• Walk to “downtown” Southwest Harbor, 5 minutes from the waterfront, for Maine craft shops, cafes, gift shops like Moody Mermaid, and Sawyers Market – a classic Maine store on Main Street, and lcoal dining at Red Sky and Sips.
• Stroll out Clark’s Point Road to Beal’s Lobster Pier for a fresh seafood treat and to see the US Coast Guard Station.
• Canoe, Kayak or SUP around the incredibly scenic Southwest Harbor and Somes Sound.
• Have a slice of homemade pie (that sits in the window and wafts sweet smells to passersby) and ice cream at the Quiet Side Café and Ice Cream Shop in town.
• Go to the Claremont Hotel for sunset and cocktails and a great view towards Somes Sound, the North East’s only fjard (similar to a fjord) six with dramatic cliffs. A game of croquet on the beautiful seaside grass lawn is sublime.
• Dock your boat at Dysarts Great Bay Marine – Southwest Harbor’s full service marina with very scenic, protected docks for yachts up to 180’, a friendly staff, showers and wifi for boat guests. You’re in good company with Hinckley and Morris Yachts built right here in Southwest Harbor.
• Go to Grumpy’s for breakfast – better than it sounds, the Crab Benedict and the harbor view are awesome, the service – sorta surly.
• Browse local Acadian art galleries, Clark Point Gallery and Acadia Photo School among others to see local artists’ beautiful depictions of the sailboats, granite cliffs and rocky shores of Acadia.

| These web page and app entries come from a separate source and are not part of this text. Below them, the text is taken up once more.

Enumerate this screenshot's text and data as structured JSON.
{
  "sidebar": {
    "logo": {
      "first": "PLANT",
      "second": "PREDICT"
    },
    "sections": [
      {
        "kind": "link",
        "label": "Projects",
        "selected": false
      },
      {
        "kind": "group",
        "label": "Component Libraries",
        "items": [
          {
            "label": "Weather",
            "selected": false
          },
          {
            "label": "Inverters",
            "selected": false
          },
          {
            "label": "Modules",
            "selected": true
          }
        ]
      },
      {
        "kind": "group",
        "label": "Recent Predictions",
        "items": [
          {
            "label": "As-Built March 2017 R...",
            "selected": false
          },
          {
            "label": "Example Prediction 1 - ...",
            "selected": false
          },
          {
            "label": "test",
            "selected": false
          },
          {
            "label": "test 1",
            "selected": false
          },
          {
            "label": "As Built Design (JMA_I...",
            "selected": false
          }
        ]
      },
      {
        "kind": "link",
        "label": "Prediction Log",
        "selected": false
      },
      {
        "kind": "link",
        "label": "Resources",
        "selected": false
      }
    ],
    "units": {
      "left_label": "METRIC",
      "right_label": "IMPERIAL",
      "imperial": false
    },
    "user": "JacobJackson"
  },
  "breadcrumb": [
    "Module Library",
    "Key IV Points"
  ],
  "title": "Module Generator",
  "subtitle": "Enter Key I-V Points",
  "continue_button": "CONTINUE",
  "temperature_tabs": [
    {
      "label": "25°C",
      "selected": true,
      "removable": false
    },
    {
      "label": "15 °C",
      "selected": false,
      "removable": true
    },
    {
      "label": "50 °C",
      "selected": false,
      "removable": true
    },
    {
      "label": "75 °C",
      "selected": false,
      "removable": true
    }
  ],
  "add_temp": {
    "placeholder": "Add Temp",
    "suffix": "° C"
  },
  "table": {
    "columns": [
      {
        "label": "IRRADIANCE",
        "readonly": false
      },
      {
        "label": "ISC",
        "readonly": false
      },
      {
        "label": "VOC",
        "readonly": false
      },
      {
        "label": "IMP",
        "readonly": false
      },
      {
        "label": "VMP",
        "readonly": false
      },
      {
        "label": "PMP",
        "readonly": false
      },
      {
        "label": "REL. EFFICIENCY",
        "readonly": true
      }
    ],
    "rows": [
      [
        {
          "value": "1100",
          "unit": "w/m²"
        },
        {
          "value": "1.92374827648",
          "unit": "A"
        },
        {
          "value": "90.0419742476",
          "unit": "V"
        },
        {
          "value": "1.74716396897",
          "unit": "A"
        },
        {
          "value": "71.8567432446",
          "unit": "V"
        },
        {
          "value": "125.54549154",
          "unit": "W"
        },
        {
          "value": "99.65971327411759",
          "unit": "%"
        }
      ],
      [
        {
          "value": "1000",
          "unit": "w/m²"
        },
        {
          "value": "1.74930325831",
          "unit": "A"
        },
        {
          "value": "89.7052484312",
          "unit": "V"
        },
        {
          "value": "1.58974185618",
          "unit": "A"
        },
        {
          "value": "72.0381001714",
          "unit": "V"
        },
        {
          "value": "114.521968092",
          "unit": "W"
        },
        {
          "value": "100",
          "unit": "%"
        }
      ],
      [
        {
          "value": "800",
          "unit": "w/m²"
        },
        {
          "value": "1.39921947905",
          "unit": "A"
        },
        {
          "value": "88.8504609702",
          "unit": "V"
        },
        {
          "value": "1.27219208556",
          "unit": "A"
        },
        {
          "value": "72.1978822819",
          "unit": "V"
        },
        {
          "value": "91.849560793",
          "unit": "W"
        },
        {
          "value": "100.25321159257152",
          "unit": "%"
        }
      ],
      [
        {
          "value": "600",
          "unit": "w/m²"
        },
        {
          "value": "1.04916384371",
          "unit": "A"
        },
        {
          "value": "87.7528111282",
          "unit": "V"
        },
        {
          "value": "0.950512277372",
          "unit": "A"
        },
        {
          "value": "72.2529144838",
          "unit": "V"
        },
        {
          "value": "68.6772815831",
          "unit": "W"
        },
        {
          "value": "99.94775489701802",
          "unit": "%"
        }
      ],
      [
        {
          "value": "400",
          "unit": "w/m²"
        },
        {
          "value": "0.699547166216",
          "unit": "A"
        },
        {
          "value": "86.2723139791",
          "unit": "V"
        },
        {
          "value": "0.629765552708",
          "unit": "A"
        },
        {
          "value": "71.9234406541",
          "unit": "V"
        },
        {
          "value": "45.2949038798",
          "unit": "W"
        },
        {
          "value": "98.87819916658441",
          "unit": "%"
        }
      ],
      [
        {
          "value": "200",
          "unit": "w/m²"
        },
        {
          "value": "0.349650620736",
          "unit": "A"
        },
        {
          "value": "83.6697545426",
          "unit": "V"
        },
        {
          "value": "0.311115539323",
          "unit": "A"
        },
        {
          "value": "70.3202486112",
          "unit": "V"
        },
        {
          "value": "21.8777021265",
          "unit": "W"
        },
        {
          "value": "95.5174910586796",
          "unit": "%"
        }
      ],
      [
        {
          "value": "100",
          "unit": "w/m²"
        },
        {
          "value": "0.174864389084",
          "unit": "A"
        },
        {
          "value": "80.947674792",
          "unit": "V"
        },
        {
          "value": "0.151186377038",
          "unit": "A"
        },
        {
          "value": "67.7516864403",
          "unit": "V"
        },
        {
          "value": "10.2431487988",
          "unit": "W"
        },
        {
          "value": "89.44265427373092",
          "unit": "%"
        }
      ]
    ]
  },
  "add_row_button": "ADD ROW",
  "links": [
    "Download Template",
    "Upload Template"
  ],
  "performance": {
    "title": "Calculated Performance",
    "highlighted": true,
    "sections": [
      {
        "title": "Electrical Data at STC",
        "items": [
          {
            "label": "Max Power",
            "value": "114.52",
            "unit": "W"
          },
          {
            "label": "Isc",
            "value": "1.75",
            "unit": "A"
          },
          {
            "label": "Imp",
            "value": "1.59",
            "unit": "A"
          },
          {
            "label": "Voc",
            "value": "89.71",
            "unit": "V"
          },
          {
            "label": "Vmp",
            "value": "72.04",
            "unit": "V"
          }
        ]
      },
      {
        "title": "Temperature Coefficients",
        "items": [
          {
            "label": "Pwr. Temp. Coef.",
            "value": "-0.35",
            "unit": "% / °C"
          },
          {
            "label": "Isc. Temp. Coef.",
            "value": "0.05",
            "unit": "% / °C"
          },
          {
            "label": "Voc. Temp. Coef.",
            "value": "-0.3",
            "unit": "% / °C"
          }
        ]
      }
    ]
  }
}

• See the Butterfly Release at Charlotte Rhoades Garden and Butterfly Park every July at 191 Main Street
• Walk the 2 mile Beech Cliff Loop with views of Echo Lake and Somes Sound.
• Visit Hinckley Boat Yard at 130 Shore Road, also boat makers – Classic Boat Shop, Ellis Boats, Wilbur Yachts and Ralph Stanley traditional lobster boats all made here in Southwest Harbor.
• Take a ferry to Islesboro on Little Cranberry Island for an island walk, and lunch or dinner at Isleford Dock restaurant – with great views back toward MDI.
See more on visiting Southwest Harbor, and Bass Harbor Lighthouse, along with nearby Northeast Harbor and Somes Sound, and our Top 10 Things to do in Acadia National Park during your visit to Maine.
By Heather Burke Copyright 2018 VisitMaine.net